- Opening Delimiter -

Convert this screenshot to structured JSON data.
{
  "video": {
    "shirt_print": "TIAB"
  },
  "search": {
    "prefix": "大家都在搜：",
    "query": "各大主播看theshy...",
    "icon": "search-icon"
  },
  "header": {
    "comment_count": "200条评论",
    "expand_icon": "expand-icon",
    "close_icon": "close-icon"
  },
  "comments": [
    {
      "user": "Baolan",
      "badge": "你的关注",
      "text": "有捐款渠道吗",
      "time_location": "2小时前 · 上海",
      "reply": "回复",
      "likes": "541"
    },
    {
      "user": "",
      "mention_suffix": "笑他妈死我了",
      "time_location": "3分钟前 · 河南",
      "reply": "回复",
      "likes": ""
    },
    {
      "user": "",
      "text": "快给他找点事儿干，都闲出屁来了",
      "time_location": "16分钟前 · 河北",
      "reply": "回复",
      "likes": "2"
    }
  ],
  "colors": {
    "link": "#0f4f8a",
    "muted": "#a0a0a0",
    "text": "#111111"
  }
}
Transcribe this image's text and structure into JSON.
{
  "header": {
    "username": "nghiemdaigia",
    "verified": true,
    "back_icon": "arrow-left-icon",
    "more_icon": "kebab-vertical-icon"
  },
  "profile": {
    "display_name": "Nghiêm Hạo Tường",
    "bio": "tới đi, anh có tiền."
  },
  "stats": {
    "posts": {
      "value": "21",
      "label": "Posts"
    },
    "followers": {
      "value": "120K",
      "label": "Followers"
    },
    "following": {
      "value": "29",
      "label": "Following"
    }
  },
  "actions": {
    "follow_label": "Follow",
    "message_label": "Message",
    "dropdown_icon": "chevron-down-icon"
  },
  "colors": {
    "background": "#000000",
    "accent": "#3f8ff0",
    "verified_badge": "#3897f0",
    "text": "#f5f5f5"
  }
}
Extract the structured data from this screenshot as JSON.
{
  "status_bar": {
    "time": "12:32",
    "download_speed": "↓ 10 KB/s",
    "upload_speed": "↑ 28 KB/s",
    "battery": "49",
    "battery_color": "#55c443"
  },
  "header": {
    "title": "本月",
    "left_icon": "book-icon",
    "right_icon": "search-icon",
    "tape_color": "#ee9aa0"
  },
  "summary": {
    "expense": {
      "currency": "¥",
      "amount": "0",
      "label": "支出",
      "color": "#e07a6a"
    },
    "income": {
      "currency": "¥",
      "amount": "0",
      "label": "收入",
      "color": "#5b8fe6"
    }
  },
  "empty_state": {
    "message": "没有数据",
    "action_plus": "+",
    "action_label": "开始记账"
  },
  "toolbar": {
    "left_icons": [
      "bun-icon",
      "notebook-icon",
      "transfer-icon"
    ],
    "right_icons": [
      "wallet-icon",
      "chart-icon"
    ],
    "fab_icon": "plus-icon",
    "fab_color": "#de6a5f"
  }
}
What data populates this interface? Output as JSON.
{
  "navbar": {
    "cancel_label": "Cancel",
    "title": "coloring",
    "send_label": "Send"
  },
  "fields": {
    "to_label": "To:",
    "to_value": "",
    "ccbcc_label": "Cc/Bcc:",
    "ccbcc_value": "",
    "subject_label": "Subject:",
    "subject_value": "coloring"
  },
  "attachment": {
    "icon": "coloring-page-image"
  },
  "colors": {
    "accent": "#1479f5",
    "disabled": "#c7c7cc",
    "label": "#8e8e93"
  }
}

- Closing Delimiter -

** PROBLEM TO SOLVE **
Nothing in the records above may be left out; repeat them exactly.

** RESPONSE BELOW **
Convert this screenshot to structured JSON data.
{
  "video": {
    "shirt_print": "TIAB"
  },
  "search": {
    "prefix": "大家都在搜：",
    "query": "各大主播看theshy...",
    "icon": "search-icon"
  },
  "header": {
    "comment_count": "200条评论",
    "expand_icon": "expand-icon",
    "close_icon": "close-icon"
  },
  "comments": [
    {
      "user": "Baolan",
      "badge": "你的关注",
      "text": "有捐款渠道吗",
      "time_location": "2小时前 · 上海",
      "reply": "回复",
      "likes": "541"
    },
    {
      "user": "",
      "mention_suffix": "笑他妈死我了",
      "time_location": "3分钟前 · 河南",
      "reply": "回复",
      "likes": ""
    },
    {
      "user": "",
      "text": "快给他找点事儿干，都闲出屁来了",
      "time_location": "16分钟前 · 河北",
      "reply": "回复",
      "likes": "2"
    }
  ],
  "colors": {
    "link": "#0f4f8a",
    "muted": "#a0a0a0",
    "text": "#111111"
  }
}
Transcribe this image's text and structure into JSON.
{
  "header": {
    "username": "nghiemdaigia",
    "verified": true,
    "back_icon": "arrow-left-icon",
    "more_icon": "kebab-vertical-icon"
  },
  "profile": {
    "display_name": "Nghiêm Hạo Tường",
    "bio": "tới đi, anh có tiền."
  },
  "stats": {
    "posts": {
      "value": "21",
      "label": "Posts"
    },
    "followers": {
      "value": "120K",
      "label": "Followers"
    },
    "following": {
      "value": "29",
      "label": "Following"
    }
  },
  "actions": {
    "follow_label": "Follow",
    "message_label": "Message",
    "dropdown_icon": "chevron-down-icon"
  },
  "colors": {
    "background": "#000000",
    "accent": "#3f8ff0",
    "verified_badge": "#3897f0",
    "text": "#f5f5f5"
  }
}
Extract the structured data from this screenshot as JSON.
{
  "status_bar": {
    "time": "12:32",
    "download_speed": "↓ 10 KB/s",
    "upload_speed": "↑ 28 KB/s",
    "battery": "49",
    "battery_color": "#55c443"
  },
  "header": {
    "title": "本月",
    "left_icon": "book-icon",
    "right_icon": "search-icon",
    "tape_color": "#ee9aa0"
  },
  "summary": {
    "expense": {
      "currency": "¥",
      "amount": "0",
      "label": "支出",
      "color": "#e07a6a"
    },
    "income": {
      "currency": "¥",
      "amount": "0",
      "label": "收入",
      "color": "#5b8fe6"
    }
  },
  "empty_state": {
    "message": "没有数据",
    "action_plus": "+",
    "action_label": "开始记账"
  },
  "toolbar": {
    "left_icons": [
      "bun-icon",
      "notebook-icon",
      "transfer-icon"
    ],
    "right_icons": [
      "wallet-icon",
      "chart-icon"
    ],
    "fab_icon": "plus-icon",
    "fab_color": "#de6a5f"
  }
}
What data populates this interface? Output as JSON.
{
  "navbar": {
    "cancel_label": "Cancel",
    "title": "coloring",
    "send_label": "Send"
  },
  "fields": {
    "to_label": "To:",
    "to_value": "",
    "ccbcc_label": "Cc/Bcc:",
    "ccbcc_value": "",
    "subject_label": "Subject:",
    "subject_value": "coloring"
  },
  "attachment": {
    "icon": "coloring-page-image"
  },
  "colors": {
    "accent": "#1479f5",
    "disabled": "#c7c7cc",
    "label": "#8e8e93"
  }
}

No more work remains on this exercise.